Just history repeating itself?

While investment banks may be trying to avoid regulation, their capital spending for online lenders also suggests that they can test the waters of small business lending themselves.

The Glass-Steagall Act, enacted in 1933, separated the activities of investment banks and commercial banks. The law prevented commercial banks from selling or buying stocks with clients’ money, and investment banks were not allowed to take deposits from clients or make loans.

When the law was partially repealed in 1999, the line blurred between investment banks and commercial banks. Commercial banks began trading in stocks and bonds (some credited this with contributing to the 2008 economic crisis), and some investment banks like Goldman Sachs began to accept deposits from clients and grant loans. ready. By diversifying their portfolios and engaging in multiple activities, both types of banks have increased their bottom line.
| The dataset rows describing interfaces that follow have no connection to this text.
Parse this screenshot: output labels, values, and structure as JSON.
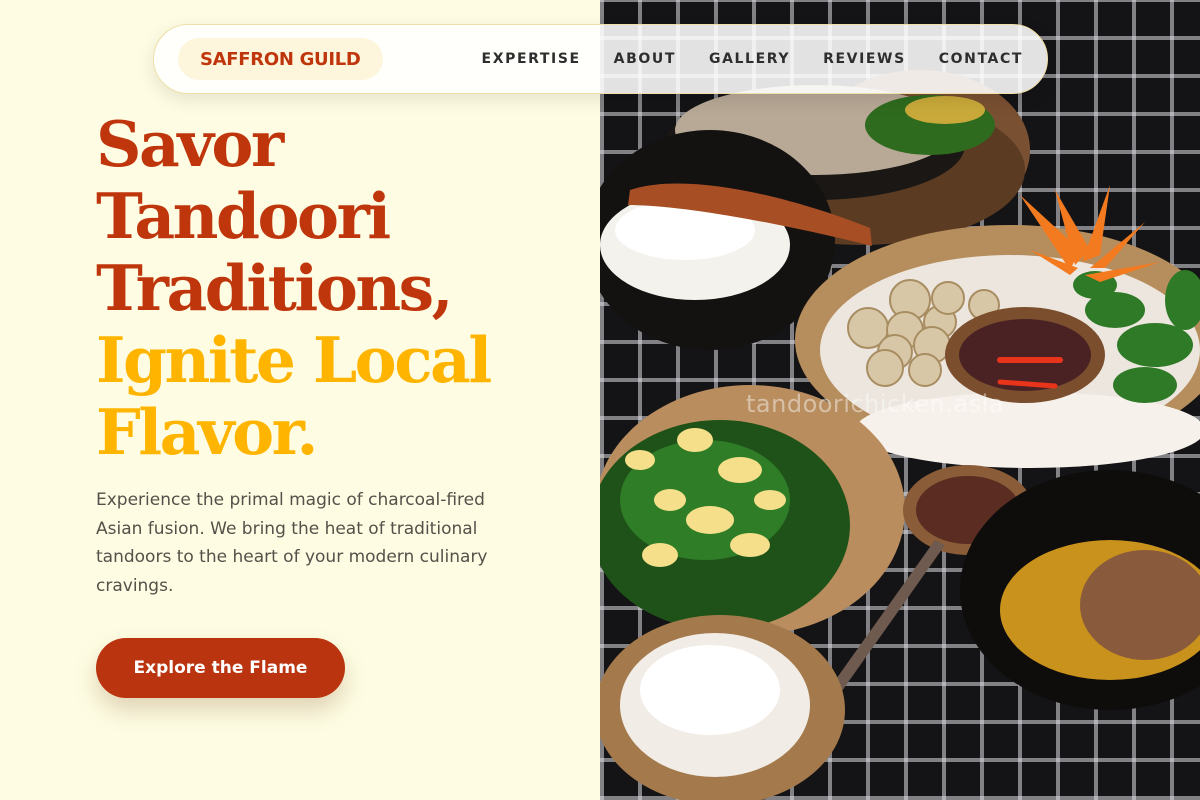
{
  "nav": {
    "brand": "SAFFRON GUILD",
    "links": [
      "EXPERTISE",
      "ABOUT",
      "GALLERY",
      "REVIEWS",
      "CONTACT"
    ]
  },
  "hero": {
    "headline_lines": [
      "Savor",
      "Tandoori",
      "Traditions,",
      "Ignite Local",
      "Flavor."
    ],
    "headline_colors": {
      "primary": "#c0360c",
      "accent": "#ffb400"
    },
    "description": "Experience the primal magic of charcoal-fired Asian fusion. We bring the heat of traditional tandoors to the heart of your modern culinary cravings.",
    "cta_label": "Explore the Flame"
  },
  "photo": {
    "watermark": "tandoorichicken.asia"
  },
  "colors": {
    "background": "#fefde3",
    "brand": "#c0360c",
    "accent": "#ffb400",
    "button": "#bb3410"
  }
}
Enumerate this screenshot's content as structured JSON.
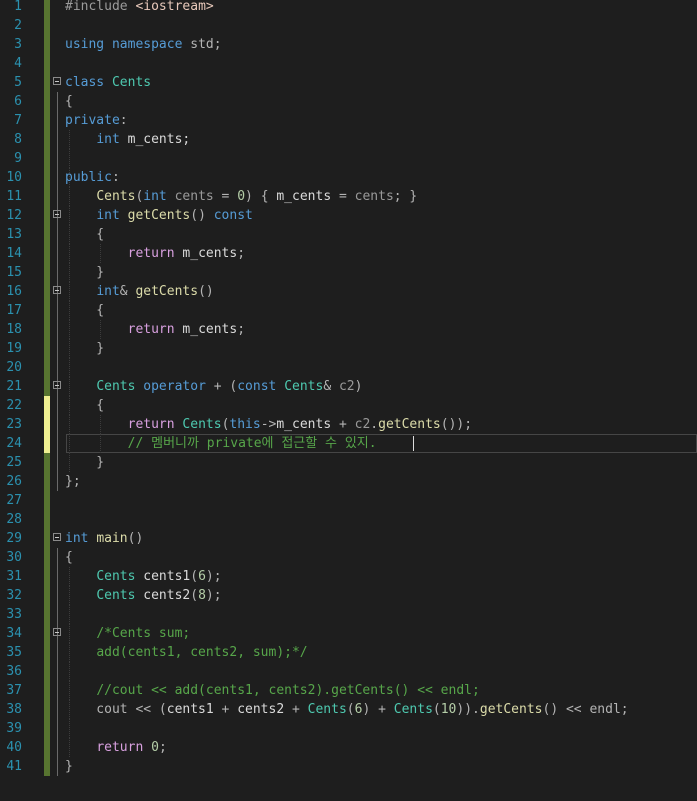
{
  "editor": {
    "lines": [
      {
        "num": "1",
        "tokens": [
          [
            "#include ",
            "pp"
          ],
          [
            "<iostream>",
            "inc"
          ]
        ]
      },
      {
        "num": "2",
        "tokens": []
      },
      {
        "num": "3",
        "tokens": [
          [
            "using",
            "kw"
          ],
          [
            " ",
            "op"
          ],
          [
            "namespace",
            "kw"
          ],
          [
            " std;",
            "op"
          ]
        ]
      },
      {
        "num": "4",
        "tokens": []
      },
      {
        "num": "5",
        "tokens": [
          [
            "class",
            "kw"
          ],
          [
            " ",
            "op"
          ],
          [
            "Cents",
            "ty"
          ]
        ]
      },
      {
        "num": "6",
        "tokens": [
          [
            "{",
            "op"
          ]
        ]
      },
      {
        "num": "7",
        "tokens": [
          [
            "private",
            "kw"
          ],
          [
            ":",
            "op"
          ]
        ]
      },
      {
        "num": "8",
        "tokens": [
          [
            "    ",
            "op"
          ],
          [
            "int",
            "kw"
          ],
          [
            " m_cents;",
            "mv"
          ]
        ]
      },
      {
        "num": "9",
        "tokens": []
      },
      {
        "num": "10",
        "tokens": [
          [
            "public",
            "kw"
          ],
          [
            ":",
            "op"
          ]
        ]
      },
      {
        "num": "11",
        "tokens": [
          [
            "    ",
            "op"
          ],
          [
            "Cents",
            "fn"
          ],
          [
            "(",
            "op"
          ],
          [
            "int",
            "kw"
          ],
          [
            " ",
            "op"
          ],
          [
            "cents",
            "pm"
          ],
          [
            " = ",
            "op"
          ],
          [
            "0",
            "num"
          ],
          [
            ") { ",
            "op"
          ],
          [
            "m_cents",
            "mv"
          ],
          [
            " = ",
            "op"
          ],
          [
            "cents",
            "pm"
          ],
          [
            "; }",
            "op"
          ]
        ]
      },
      {
        "num": "12",
        "tokens": [
          [
            "    ",
            "op"
          ],
          [
            "int",
            "kw"
          ],
          [
            " ",
            "op"
          ],
          [
            "getCents",
            "fn"
          ],
          [
            "() ",
            "op"
          ],
          [
            "const",
            "kw"
          ]
        ]
      },
      {
        "num": "13",
        "tokens": [
          [
            "    {",
            "op"
          ]
        ]
      },
      {
        "num": "14",
        "tokens": [
          [
            "        ",
            "op"
          ],
          [
            "return",
            "kw2"
          ],
          [
            " ",
            "op"
          ],
          [
            "m_cents",
            "mv"
          ],
          [
            ";",
            "op"
          ]
        ]
      },
      {
        "num": "15",
        "tokens": [
          [
            "    }",
            "op"
          ]
        ]
      },
      {
        "num": "16",
        "tokens": [
          [
            "    ",
            "op"
          ],
          [
            "int",
            "kw"
          ],
          [
            "& ",
            "op"
          ],
          [
            "getCents",
            "fn"
          ],
          [
            "()",
            "op"
          ]
        ]
      },
      {
        "num": "17",
        "tokens": [
          [
            "    {",
            "op"
          ]
        ]
      },
      {
        "num": "18",
        "tokens": [
          [
            "        ",
            "op"
          ],
          [
            "return",
            "kw2"
          ],
          [
            " ",
            "op"
          ],
          [
            "m_cents",
            "mv"
          ],
          [
            ";",
            "op"
          ]
        ]
      },
      {
        "num": "19",
        "tokens": [
          [
            "    }",
            "op"
          ]
        ]
      },
      {
        "num": "20",
        "tokens": []
      },
      {
        "num": "21",
        "tokens": [
          [
            "    ",
            "op"
          ],
          [
            "Cents",
            "ty"
          ],
          [
            " ",
            "op"
          ],
          [
            "operator",
            "kw"
          ],
          [
            " + (",
            "op"
          ],
          [
            "const",
            "kw"
          ],
          [
            " ",
            "op"
          ],
          [
            "Cents",
            "ty"
          ],
          [
            "& ",
            "op"
          ],
          [
            "c2",
            "pm"
          ],
          [
            ")",
            "op"
          ]
        ]
      },
      {
        "num": "22",
        "tokens": [
          [
            "    {",
            "op"
          ]
        ]
      },
      {
        "num": "23",
        "tokens": [
          [
            "        ",
            "op"
          ],
          [
            "return",
            "kw2"
          ],
          [
            " ",
            "op"
          ],
          [
            "Cents",
            "ty"
          ],
          [
            "(",
            "op"
          ],
          [
            "this",
            "kw"
          ],
          [
            "->",
            "op"
          ],
          [
            "m_cents",
            "mv"
          ],
          [
            " + ",
            "op"
          ],
          [
            "c2",
            "pm"
          ],
          [
            ".",
            "op"
          ],
          [
            "getCents",
            "fn"
          ],
          [
            "());",
            "op"
          ]
        ]
      },
      {
        "num": "24",
        "tokens": [
          [
            "        ",
            "op"
          ],
          [
            "// 멤버니까 private에 접근할 수 있지.",
            "cm"
          ]
        ]
      },
      {
        "num": "25",
        "tokens": [
          [
            "    }",
            "op"
          ]
        ]
      },
      {
        "num": "26",
        "tokens": [
          [
            "};",
            "op"
          ]
        ]
      },
      {
        "num": "27",
        "tokens": []
      },
      {
        "num": "28",
        "tokens": []
      },
      {
        "num": "29",
        "tokens": [
          [
            "int",
            "kw"
          ],
          [
            " ",
            "op"
          ],
          [
            "main",
            "fn"
          ],
          [
            "()",
            "op"
          ]
        ]
      },
      {
        "num": "30",
        "tokens": [
          [
            "{",
            "op"
          ]
        ]
      },
      {
        "num": "31",
        "tokens": [
          [
            "    ",
            "op"
          ],
          [
            "Cents",
            "ty"
          ],
          [
            " ",
            "op"
          ],
          [
            "cents1",
            "mv"
          ],
          [
            "(",
            "op"
          ],
          [
            "6",
            "num"
          ],
          [
            ");",
            "op"
          ]
        ]
      },
      {
        "num": "32",
        "tokens": [
          [
            "    ",
            "op"
          ],
          [
            "Cents",
            "ty"
          ],
          [
            " ",
            "op"
          ],
          [
            "cents2",
            "mv"
          ],
          [
            "(",
            "op"
          ],
          [
            "8",
            "num"
          ],
          [
            ");",
            "op"
          ]
        ]
      },
      {
        "num": "33",
        "tokens": []
      },
      {
        "num": "34",
        "tokens": [
          [
            "    ",
            "op"
          ],
          [
            "/*Cents sum;",
            "cm"
          ]
        ]
      },
      {
        "num": "35",
        "tokens": [
          [
            "    ",
            "op"
          ],
          [
            "add(cents1, cents2, sum);*/",
            "cm"
          ]
        ]
      },
      {
        "num": "36",
        "tokens": []
      },
      {
        "num": "37",
        "tokens": [
          [
            "    ",
            "op"
          ],
          [
            "//cout << add(cents1, cents2).getCents() << endl;",
            "cm"
          ]
        ]
      },
      {
        "num": "38",
        "tokens": [
          [
            "    cout << (",
            "op"
          ],
          [
            "cents1",
            "mv"
          ],
          [
            " + ",
            "op"
          ],
          [
            "cents2",
            "mv"
          ],
          [
            " + ",
            "op"
          ],
          [
            "Cents",
            "ty"
          ],
          [
            "(",
            "op"
          ],
          [
            "6",
            "num"
          ],
          [
            ") + ",
            "op"
          ],
          [
            "Cents",
            "ty"
          ],
          [
            "(",
            "op"
          ],
          [
            "10",
            "num"
          ],
          [
            ")).",
            "op"
          ],
          [
            "getCents",
            "fn"
          ],
          [
            "() << endl;",
            "op"
          ]
        ]
      },
      {
        "num": "39",
        "tokens": []
      },
      {
        "num": "40",
        "tokens": [
          [
            "    ",
            "op"
          ],
          [
            "return",
            "kw2"
          ],
          [
            " ",
            "op"
          ],
          [
            "0",
            "num"
          ],
          [
            ";",
            "op"
          ]
        ]
      },
      {
        "num": "41",
        "tokens": [
          [
            "}",
            "op"
          ]
        ]
      }
    ]
  },
  "colors": {
    "background": "#1e1e1e",
    "line_number": "#2b91af",
    "saved_change_bar": "#577430",
    "unsaved_change_bar": "#efef91",
    "keyword": "#569cd6",
    "control_keyword": "#d8a0df",
    "type": "#4ec9b0",
    "function": "#dcdcaa",
    "number": "#b5cea8",
    "comment": "#57a64a"
  },
  "gutter": {
    "fold_lines": [
      5,
      12,
      16,
      21,
      29,
      34
    ],
    "unsaved_lines": [
      22,
      23,
      24
    ],
    "current_line": 24
  }
}
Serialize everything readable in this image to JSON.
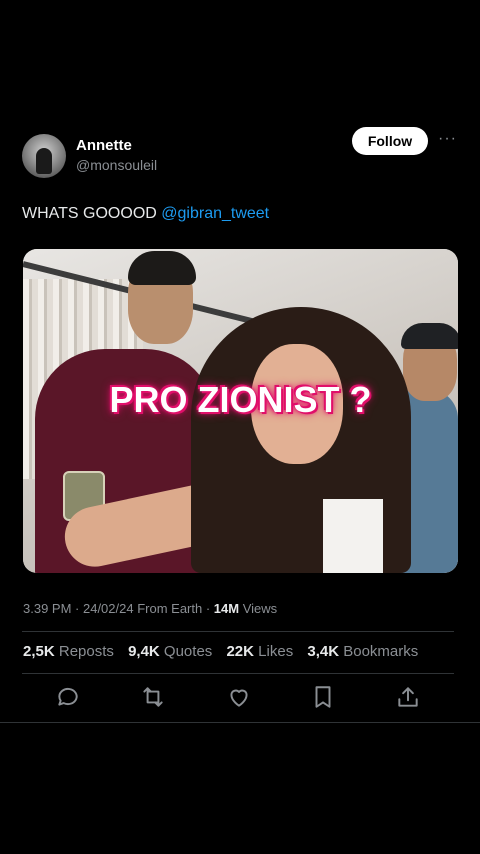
{
  "user": {
    "name": "Annette",
    "handle": "@monsouleil",
    "follow_label": "Follow",
    "more_label": "···"
  },
  "tweet": {
    "text": "WHATS GOOOOD ",
    "mention": "@gibran_tweet"
  },
  "media": {
    "overlay_text": "PRO ZIONIST ?"
  },
  "meta": {
    "time": "3.39 PM",
    "date": "24/02/24",
    "source": "From Earth",
    "views_count": "14M",
    "views_label": "Views",
    "separator": " · "
  },
  "stats": {
    "reposts_count": "2,5K",
    "reposts_label": "Reposts",
    "quotes_count": "9,4K",
    "quotes_label": "Quotes",
    "likes_count": "22K",
    "likes_label": "Likes",
    "bookmarks_count": "3,4K",
    "bookmarks_label": "Bookmarks"
  },
  "colors": {
    "background": "#000000",
    "mention": "#1d9bf0",
    "overlay_glow": "#e0116b",
    "secondary_text": "#8b8f94"
  },
  "icons": [
    "reply-icon",
    "repost-icon",
    "like-icon",
    "bookmark-icon",
    "share-icon"
  ]
}
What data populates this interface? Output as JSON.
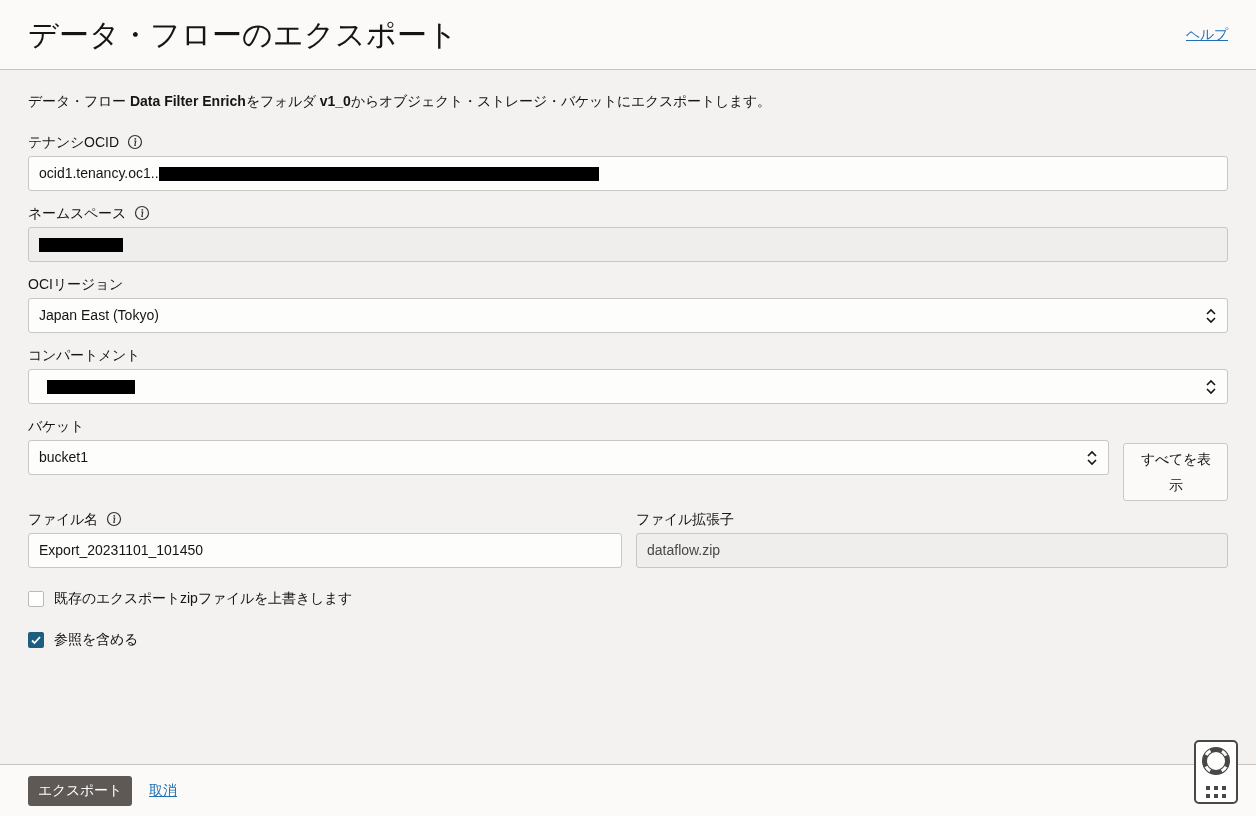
{
  "header": {
    "title": "データ・フローのエクスポート",
    "help_link": "ヘルプ"
  },
  "description": "データ・フロー **Data Filter Enrich**をフォルダ **v1_0**からオブジェクト・ストレージ・バケットにエクスポートします。",
  "fields": [
    {
      "kind": "text",
      "label": "テナンシOCID",
      "info": true,
      "value": "ocid1.tenancy.oc1..",
      "redacted": true
    },
    {
      "kind": "readonly",
      "label": "ネームスペース",
      "info": true,
      "redacted": true
    },
    {
      "kind": "select",
      "label": "OCIリージョン",
      "info": false,
      "value": "Japan East (Tokyo)",
      "redacted": false
    },
    {
      "kind": "select",
      "label": "コンパートメント",
      "info": false,
      "redacted": true
    }
  ],
  "bucket": {
    "label": "バケット",
    "value": "bucket1",
    "show_all_button": "すべてを表示"
  },
  "file_name": {
    "label": "ファイル名",
    "info": true,
    "value": "Export_20231101_101450"
  },
  "file_extension": {
    "label": "ファイル拡張子",
    "value": "dataflow.zip"
  },
  "options": [
    {
      "label": "既存のエクスポートzipファイルを上書きします",
      "checked": false
    },
    {
      "label": "参照を含める",
      "checked": true
    }
  ],
  "footer": {
    "export_button": "エクスポート",
    "cancel_link": "取消"
  }
}
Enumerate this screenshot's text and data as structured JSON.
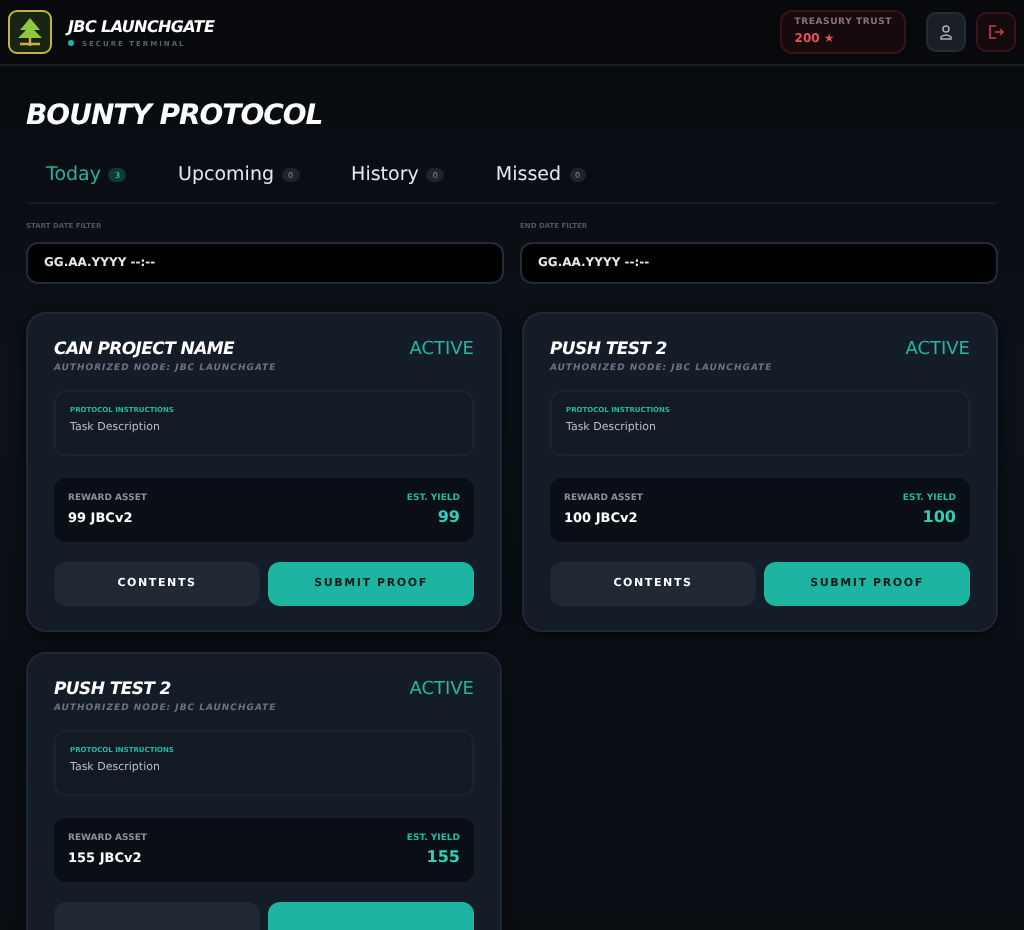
{
  "header": {
    "brand": "JBC LAUNCHGATE",
    "subtitle": "SECURE TERMINAL",
    "treasury": {
      "label": "TREASURY TRUST",
      "value": "200",
      "star": "★"
    }
  },
  "page_title": "BOUNTY PROTOCOL",
  "tabs": [
    {
      "label": "Today",
      "count": "3",
      "selected": true
    },
    {
      "label": "Upcoming",
      "count": "0",
      "selected": false
    },
    {
      "label": "History",
      "count": "0",
      "selected": false
    },
    {
      "label": "Missed",
      "count": "0",
      "selected": false
    }
  ],
  "filters": [
    {
      "label": "START DATE FILTER",
      "placeholder": "GG.AA.YYYY --:--"
    },
    {
      "label": "END DATE FILTER",
      "placeholder": "GG.AA.YYYY --:--"
    }
  ],
  "cards": [
    {
      "title": "CAN PROJECT NAME",
      "status": "ACTIVE",
      "node": "AUTHORIZED NODE: JBC LAUNCHGATE",
      "instructions_label": "PROTOCOL INSTRUCTIONS",
      "instructions": "Task Description",
      "reward_label": "REWARD ASSET",
      "reward": "99 JBCv2",
      "yield_label": "EST. YIELD",
      "yield": "99",
      "contents_button": "CONTENTS",
      "submit_button": "SUBMIT PROOF"
    },
    {
      "title": "PUSH TEST 2",
      "status": "ACTIVE",
      "node": "AUTHORIZED NODE: JBC LAUNCHGATE",
      "instructions_label": "PROTOCOL INSTRUCTIONS",
      "instructions": "Task Description",
      "reward_label": "REWARD ASSET",
      "reward": "100 JBCv2",
      "yield_label": "EST. YIELD",
      "yield": "100",
      "contents_button": "CONTENTS",
      "submit_button": "SUBMIT PROOF"
    },
    {
      "title": "PUSH TEST 2",
      "status": "ACTIVE",
      "node": "AUTHORIZED NODE: JBC LAUNCHGATE",
      "instructions_label": "PROTOCOL INSTRUCTIONS",
      "instructions": "Task Description",
      "reward_label": "REWARD ASSET",
      "reward": "155 JBCv2",
      "yield_label": "EST. YIELD",
      "yield": "155"
    }
  ]
}
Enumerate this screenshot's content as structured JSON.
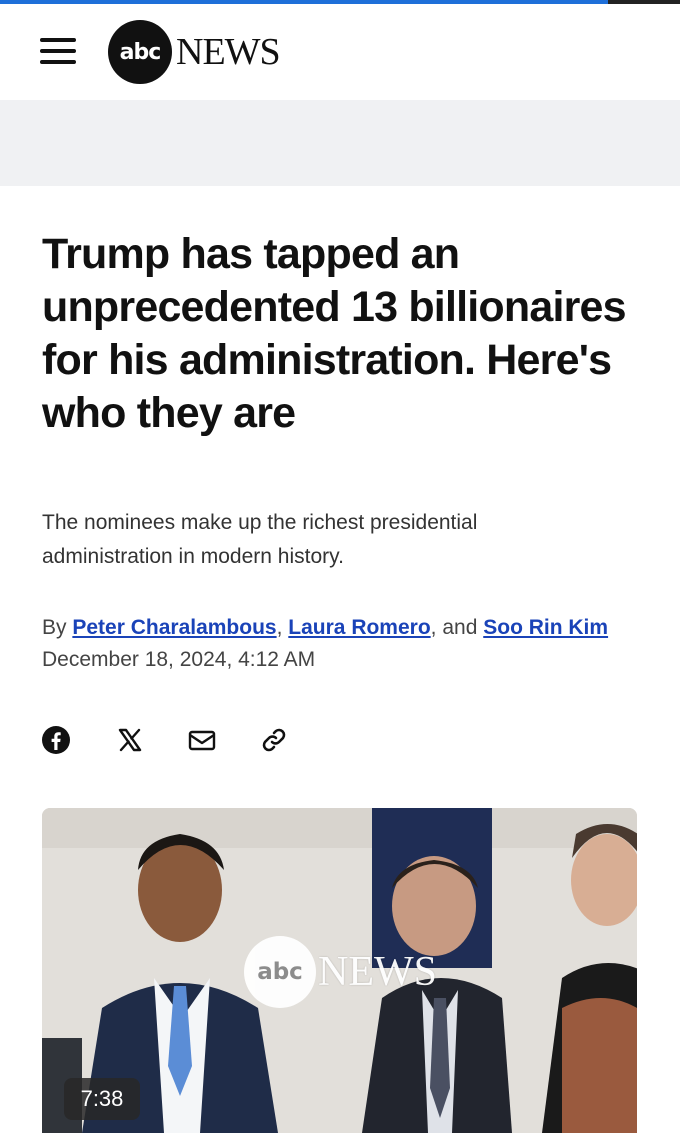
{
  "header": {
    "menu_icon": "hamburger-menu-icon",
    "logo_abc": "abc",
    "logo_news": "NEWS"
  },
  "article": {
    "headline": "Trump has tapped an unprecedented 13 billionaires for his administration. Here's who they are",
    "dek": "The nominees make up the richest presidential administration in modern history.",
    "byline": {
      "prefix": "By",
      "authors": [
        "Peter Charalambous",
        "Laura Romero",
        "Soo Rin Kim"
      ],
      "sep1": ",",
      "sep2": ", and"
    },
    "date": "December 18, 2024, 4:12 AM"
  },
  "share": {
    "icons": [
      "facebook-icon",
      "x-icon",
      "email-icon",
      "link-icon"
    ]
  },
  "media": {
    "duration": "7:38",
    "watermark_abc": "abc",
    "watermark_news": "NEWS"
  },
  "colors": {
    "accent_bar": "#1e6fd9",
    "link": "#1a43b8"
  }
}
Tying their profits to those of online lenders could be a way for investment banks to learn more about alternative lending and ultimately determine whether to engage in online lending. In fact, in June of this year, Goldman Sachs announced plans to launch an online consumer lending platform and, later, an online lending platform for small businesses. If alternative lenders become more profitable over the next few years, and the data suggests they will, I won’t be surprised if other investment banks follow suit.

Of course, commercial banks don’t sit idly by while online lenders (and now investment banks) eat their lunch. They treat their rivals like allies by forging partnerships with online lenders. For example, last year BBVA Compass Bank partnered with OnDeck, agreeing to refer borrowers to OnDeck when they are not eligible for a bank loan. If more investment banks start offering loans online, we might also see collaboration between commercial banks and investment banks.

Final result

A few years ago, Aaron Greenspan, CEO of Think Computer Corporation, predicted that “given current market trends, retail banking as we know it today will not exist by 2020”. Investment banks are probably seeing this coming and have decided to support online lenders who, if Greenspan is right, could very well replace commercial banks in the next few years. Some investment banks like Goldman Sachs have gone further by considering becoming online lenders themselves. We don’t know what the future holds. But now, commercial banks have new competitors backed by old investment banks, putting the two parties in indirect but significant competition.